One of the incredible things about my NDSR residency is that it requires me to spend 20% of my time working on professional development. This allows me to devote quite a bit of time to learning skills and working on things of interest that would otherwise be outside the scope of my project. (For people who are considering applying to future NDSR cohorts, I can’t emphasize enough how great it is to have the equivalent of one day a week to focus your attention on growth in areas of your choosing).
A great way to spend some of this time was suggested to me through some personal audio projects I am working on. I realized that, A: I wanted a tool that would allow me a range of signal monitoring capabilities while digitizing audio. B: I didn’t feel like paying for it. Solution: Try to build one myself!
As I was familiar with using vrecord for video digitization, I decided to build a tool called ‘audiorecorder’ that followed the same approach- namely using a shell script to pipe data between FFmpeg and ffplay. This allows capturing data in high quality, while simultaneously visualizing it. In looking at the filters available through FFmpeg, I decided to build an interface that would allow monitoring of peak levels, spectrum and phase. This seemed doable and would give me pretty much everything I would need for both deck calibration and QC while digitizing. The layout I settled on looks like:

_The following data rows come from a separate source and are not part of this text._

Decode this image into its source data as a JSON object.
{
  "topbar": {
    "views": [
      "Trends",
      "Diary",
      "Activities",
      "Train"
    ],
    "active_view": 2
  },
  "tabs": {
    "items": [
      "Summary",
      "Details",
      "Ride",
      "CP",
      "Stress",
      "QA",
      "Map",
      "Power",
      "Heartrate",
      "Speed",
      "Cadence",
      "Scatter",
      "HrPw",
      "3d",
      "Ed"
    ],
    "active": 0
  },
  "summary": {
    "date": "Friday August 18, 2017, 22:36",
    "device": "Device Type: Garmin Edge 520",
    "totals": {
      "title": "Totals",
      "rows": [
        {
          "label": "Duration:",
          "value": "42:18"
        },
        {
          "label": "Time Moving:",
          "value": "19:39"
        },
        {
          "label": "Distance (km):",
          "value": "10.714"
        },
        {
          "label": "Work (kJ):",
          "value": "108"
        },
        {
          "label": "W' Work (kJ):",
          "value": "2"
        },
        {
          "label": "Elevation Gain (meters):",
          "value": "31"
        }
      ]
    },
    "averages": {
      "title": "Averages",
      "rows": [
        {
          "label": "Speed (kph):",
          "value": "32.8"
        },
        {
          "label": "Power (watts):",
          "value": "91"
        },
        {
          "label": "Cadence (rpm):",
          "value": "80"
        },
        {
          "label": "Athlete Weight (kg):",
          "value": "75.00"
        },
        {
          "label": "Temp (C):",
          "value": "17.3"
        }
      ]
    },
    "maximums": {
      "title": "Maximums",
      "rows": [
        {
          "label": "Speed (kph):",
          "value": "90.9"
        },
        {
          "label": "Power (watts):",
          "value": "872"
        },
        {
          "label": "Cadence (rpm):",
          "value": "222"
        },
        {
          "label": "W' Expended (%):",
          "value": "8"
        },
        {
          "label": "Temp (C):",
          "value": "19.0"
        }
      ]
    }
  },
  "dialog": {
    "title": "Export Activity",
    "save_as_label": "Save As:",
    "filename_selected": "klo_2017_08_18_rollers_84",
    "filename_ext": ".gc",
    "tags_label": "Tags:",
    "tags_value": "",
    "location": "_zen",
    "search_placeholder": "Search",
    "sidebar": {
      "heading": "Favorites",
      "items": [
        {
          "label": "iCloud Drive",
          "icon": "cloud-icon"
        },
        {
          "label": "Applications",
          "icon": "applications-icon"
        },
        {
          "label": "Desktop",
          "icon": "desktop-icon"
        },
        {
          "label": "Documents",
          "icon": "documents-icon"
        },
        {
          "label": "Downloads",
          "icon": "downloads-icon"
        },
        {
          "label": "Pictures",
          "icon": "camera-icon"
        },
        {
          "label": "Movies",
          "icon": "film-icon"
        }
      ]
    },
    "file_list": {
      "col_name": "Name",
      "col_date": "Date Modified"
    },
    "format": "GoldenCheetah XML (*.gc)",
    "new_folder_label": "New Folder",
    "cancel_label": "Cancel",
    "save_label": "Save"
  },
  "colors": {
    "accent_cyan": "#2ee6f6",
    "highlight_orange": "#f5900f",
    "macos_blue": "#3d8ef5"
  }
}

I also wanted audiorecorder to support embedding BWF metadata and to bypass any requirement for opening the file in a traditional DAW for trimming of silence. After quite a bit of experimentation, I have hit upon a series of looped functions using FFmpeg that allow for files to be manually trimmed both at the start and at the end, with the option for auto silence detect at the start. Being able to do this type of manipulation makes it possible to embed BWF metadata without worrying about having to re-embed in an edited file.
To test the robustness of digitization quality I used the global analysis tools in the free trial version of Wavelab. After some hiccups early in the process I have been pleased to find that my tool is performing reliably with no dropped samples! (Right now it is using a pretty large buffer. This contributes to latency, especially when only capturing one channel. One of my next steps will be to test how far I can roll that back while adding variable buffering depending on capture choices).
Overall this has been a very fun process, and has accomplished the goal of ‘Professional Development’ in several ways. I have been able to gain more experience both with scripting and with manipulating media streams. Since the project is based on the AMIA Open Source Github site, I have been able to learn more about managing collaborative projects in an open-source context. While initially intimidating, it has been exciting to work on a tool in public and benefit from constant feedback and support. Plus, at the end of the day I am left with a free and open tool that fulfills my audio archiving needs!
Audiorecorder is based here https://github.com/amiaopensource/audiorecorder, and is installable via homebrew. Some of the next steps I am working on are to get a bit of real usage documentation, and to ensure that it is also possible to install audiorecorder via linuxbrew.
I would like to give particular thanks to the contributors who have helped with the project so far, Reto Kromer, Matt Boyd and Dave Rice!
This post was written by Andrew Weaver, resident at CUNY TV.